Incredibly, the average public school teacher in America is making nearly $100 a week less than he or she did 28 years ago after adjusting for inflation.

Wages for public school teachers are so low that in 36 states throughout America, the average public school teacher with a family of four qualifies for food stamps, public housing or other government benefits. 

In America today, nearly 20 percent of public school teachers in our country are forced to work two or three jobs during the school year.  Maybe they are driving an Uber. Maybe they are waiting tables.  Maybe they are parking cars.  In the richest country in the history of the world, we have got to do better than that.

Meanwhile, because of a lack of resources, about 80 percent of public school teachers are forced to spend their own money on classroom supplies without being reimbursed – which comes out to about 13 percent of their first monthly paycheck.

The situation has become so absurd that 4 hedge fund managers on Wall Street made more money last year than every kindergarten teacher in America – nearly 120,000 teachers. That should not be happening in the United States of America in the year 2024.

Public school teachers should not be forced to work two or three jobs just to make ends meet. 

They should not be forced to apply for food stamps or public housing because they are not paid enough to feed their families or put a roof over their heads. 

Further, as bad as public school teachers are paid, our nation’s school custodians, food service workers, and other school staff earn even less.

In America today, nearly 40 percent of support staff in our public schools earn less than $25,000 a year.

If we are going to attract the best and brightest young people into teaching, if we are going to encourage teachers to teach in underserved communities, if we are going to improve teacher retention and morale, and if we are going to improve student academic outcomes, then, in my view, we need to pay teachers in America decent wages and decent benefits.

And that is why I introduced the Pay Teachers Act with nine of my colleagues this Congress.

This bill would make sure that no teacher in America is paid less than $60,000 a year. 

It would increase wages for teachers that have made teaching their profession – those who have been on the job for 10, 20, 30 years.

It would triple Title I funding – the major federal program that targets resources to high-poverty school districts. 

It would invest in federal programs that provide teachers with the training, education and preparation they need to succeed. 

And it would benefit every public school district in every state in America.

Now, here is the good news. 

As a result of local organizing, led by public school teachers, some states are beginning to do the right thing.

In recent years, the state of New Mexico has increased teacher pay by an average of 20 percent.

The State of Maryland recently became the first state in the country to require all teachers to be paid a competitive salary that is at least $60,000 a year by July of 2026.

The State of Arkansas recently increased minimum teacher salaries from $36,000 a year to $50,000 and provided a minimum $2,000 raise for all teachers during the 2023-2024 academic year.

And the State of Mississippi recently increased teacher pay by 11 percent.

Raising teacher salaries to at least $60,000 a year and ensuring competitive pay for all of our teachers is one of the most important steps we can take to address the teacher shortage in America and to improve the quality of our public school system in our country.

Bottom line is everybody knows the young people are our future.
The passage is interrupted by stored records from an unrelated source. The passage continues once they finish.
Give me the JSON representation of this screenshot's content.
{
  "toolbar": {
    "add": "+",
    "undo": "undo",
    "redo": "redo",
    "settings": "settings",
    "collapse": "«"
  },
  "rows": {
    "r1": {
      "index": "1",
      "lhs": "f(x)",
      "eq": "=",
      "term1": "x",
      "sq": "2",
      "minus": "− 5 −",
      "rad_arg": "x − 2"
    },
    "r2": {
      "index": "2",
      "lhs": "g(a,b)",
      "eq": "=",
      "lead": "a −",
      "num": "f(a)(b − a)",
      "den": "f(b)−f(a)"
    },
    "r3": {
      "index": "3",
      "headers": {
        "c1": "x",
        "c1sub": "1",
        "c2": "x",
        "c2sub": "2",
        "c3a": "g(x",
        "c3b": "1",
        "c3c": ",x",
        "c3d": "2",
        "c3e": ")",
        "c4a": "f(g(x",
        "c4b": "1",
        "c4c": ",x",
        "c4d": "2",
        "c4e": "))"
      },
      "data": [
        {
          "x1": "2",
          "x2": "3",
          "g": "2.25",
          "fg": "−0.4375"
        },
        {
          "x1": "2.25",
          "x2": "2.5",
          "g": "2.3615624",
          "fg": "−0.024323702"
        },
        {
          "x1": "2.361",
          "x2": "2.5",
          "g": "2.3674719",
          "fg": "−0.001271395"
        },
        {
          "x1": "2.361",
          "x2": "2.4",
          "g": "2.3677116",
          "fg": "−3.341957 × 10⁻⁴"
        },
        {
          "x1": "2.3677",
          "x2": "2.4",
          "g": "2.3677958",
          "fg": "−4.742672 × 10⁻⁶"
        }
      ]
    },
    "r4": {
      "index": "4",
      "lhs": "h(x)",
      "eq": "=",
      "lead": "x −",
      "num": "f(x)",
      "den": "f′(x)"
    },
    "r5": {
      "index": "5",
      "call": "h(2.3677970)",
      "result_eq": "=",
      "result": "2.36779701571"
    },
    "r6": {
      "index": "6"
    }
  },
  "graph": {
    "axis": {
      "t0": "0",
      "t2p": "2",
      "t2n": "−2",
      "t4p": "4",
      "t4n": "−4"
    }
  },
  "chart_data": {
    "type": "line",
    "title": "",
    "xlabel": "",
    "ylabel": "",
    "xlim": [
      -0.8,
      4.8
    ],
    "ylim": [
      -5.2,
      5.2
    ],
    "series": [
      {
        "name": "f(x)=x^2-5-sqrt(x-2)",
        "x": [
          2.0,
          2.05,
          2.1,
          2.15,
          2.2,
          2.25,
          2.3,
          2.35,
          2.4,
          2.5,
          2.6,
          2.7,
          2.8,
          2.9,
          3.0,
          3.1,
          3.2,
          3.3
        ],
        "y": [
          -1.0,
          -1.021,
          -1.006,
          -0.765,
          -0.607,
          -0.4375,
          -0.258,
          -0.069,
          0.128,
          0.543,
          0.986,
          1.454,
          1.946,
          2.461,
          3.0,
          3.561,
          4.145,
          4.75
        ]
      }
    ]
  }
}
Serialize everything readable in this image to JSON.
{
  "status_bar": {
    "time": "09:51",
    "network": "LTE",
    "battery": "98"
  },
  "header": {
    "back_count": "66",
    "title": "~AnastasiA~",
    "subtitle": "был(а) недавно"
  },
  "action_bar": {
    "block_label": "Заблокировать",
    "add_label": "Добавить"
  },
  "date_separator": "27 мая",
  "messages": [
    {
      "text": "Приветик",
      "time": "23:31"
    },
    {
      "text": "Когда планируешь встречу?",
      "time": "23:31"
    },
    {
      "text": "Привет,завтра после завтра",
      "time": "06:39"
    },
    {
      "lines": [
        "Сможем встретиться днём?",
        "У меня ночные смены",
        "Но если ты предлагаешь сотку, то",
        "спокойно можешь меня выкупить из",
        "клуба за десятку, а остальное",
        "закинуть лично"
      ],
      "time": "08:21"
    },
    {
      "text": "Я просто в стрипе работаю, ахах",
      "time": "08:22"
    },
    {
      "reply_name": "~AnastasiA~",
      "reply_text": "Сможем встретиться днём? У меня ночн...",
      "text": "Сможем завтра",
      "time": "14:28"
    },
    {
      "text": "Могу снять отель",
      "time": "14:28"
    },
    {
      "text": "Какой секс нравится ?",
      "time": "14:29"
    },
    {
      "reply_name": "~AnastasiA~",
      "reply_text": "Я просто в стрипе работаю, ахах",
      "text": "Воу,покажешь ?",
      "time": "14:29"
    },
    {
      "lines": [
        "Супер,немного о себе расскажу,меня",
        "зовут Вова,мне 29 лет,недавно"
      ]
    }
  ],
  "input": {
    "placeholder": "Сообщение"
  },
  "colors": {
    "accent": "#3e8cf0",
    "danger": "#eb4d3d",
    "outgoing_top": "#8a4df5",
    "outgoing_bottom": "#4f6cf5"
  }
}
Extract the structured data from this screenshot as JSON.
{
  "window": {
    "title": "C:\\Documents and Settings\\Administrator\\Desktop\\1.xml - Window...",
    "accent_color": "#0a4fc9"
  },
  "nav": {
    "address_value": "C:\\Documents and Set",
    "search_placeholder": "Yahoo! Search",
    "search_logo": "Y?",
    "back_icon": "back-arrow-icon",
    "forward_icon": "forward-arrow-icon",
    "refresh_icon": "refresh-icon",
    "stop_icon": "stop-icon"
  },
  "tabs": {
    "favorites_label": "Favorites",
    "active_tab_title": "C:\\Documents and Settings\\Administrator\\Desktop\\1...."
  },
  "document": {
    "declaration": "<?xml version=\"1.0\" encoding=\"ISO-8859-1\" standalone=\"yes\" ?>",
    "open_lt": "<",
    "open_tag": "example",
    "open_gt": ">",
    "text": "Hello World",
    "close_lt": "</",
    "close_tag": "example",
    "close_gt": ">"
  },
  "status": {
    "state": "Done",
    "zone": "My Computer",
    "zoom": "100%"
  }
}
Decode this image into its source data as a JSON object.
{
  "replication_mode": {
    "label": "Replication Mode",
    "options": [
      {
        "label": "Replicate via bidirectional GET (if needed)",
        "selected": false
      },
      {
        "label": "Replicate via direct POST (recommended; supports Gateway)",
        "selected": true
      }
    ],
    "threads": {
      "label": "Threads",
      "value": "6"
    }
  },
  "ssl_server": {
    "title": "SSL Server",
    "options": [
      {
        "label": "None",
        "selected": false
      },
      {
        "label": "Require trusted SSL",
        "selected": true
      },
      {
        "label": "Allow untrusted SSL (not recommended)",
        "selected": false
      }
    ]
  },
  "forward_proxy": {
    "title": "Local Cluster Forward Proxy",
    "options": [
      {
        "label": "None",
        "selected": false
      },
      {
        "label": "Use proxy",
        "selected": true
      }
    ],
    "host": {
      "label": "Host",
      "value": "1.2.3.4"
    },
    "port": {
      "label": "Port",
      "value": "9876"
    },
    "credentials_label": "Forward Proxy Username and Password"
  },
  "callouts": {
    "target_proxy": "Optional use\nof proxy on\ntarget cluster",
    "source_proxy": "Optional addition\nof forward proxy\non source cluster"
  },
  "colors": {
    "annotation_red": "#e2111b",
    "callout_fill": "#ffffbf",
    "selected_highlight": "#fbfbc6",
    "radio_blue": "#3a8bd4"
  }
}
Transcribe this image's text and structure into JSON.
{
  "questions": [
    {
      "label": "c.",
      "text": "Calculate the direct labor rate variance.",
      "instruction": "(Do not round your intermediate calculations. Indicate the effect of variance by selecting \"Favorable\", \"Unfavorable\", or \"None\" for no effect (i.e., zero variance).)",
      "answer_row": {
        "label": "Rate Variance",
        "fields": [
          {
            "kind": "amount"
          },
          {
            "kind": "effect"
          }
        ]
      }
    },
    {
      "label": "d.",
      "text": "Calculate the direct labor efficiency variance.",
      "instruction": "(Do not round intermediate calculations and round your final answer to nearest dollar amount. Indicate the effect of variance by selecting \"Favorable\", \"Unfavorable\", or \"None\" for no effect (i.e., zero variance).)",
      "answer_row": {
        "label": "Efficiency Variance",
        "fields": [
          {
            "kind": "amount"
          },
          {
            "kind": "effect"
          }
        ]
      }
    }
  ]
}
And we have got to deal with the reality that we have the highest rate of childhood poverty of almost every major nation on earth and we are not attracting, because of inadequate salaries, the kinds of people we need into teaching. So let me just conclude by thanking the hundreds of thousands of teachers in this country. You are heroes. You are heroines. You are doing enormously important work. You are saving children’s lives every single day and I thank you very much for what you do.

Senator Cassidy, you are now recognized for an opening statement.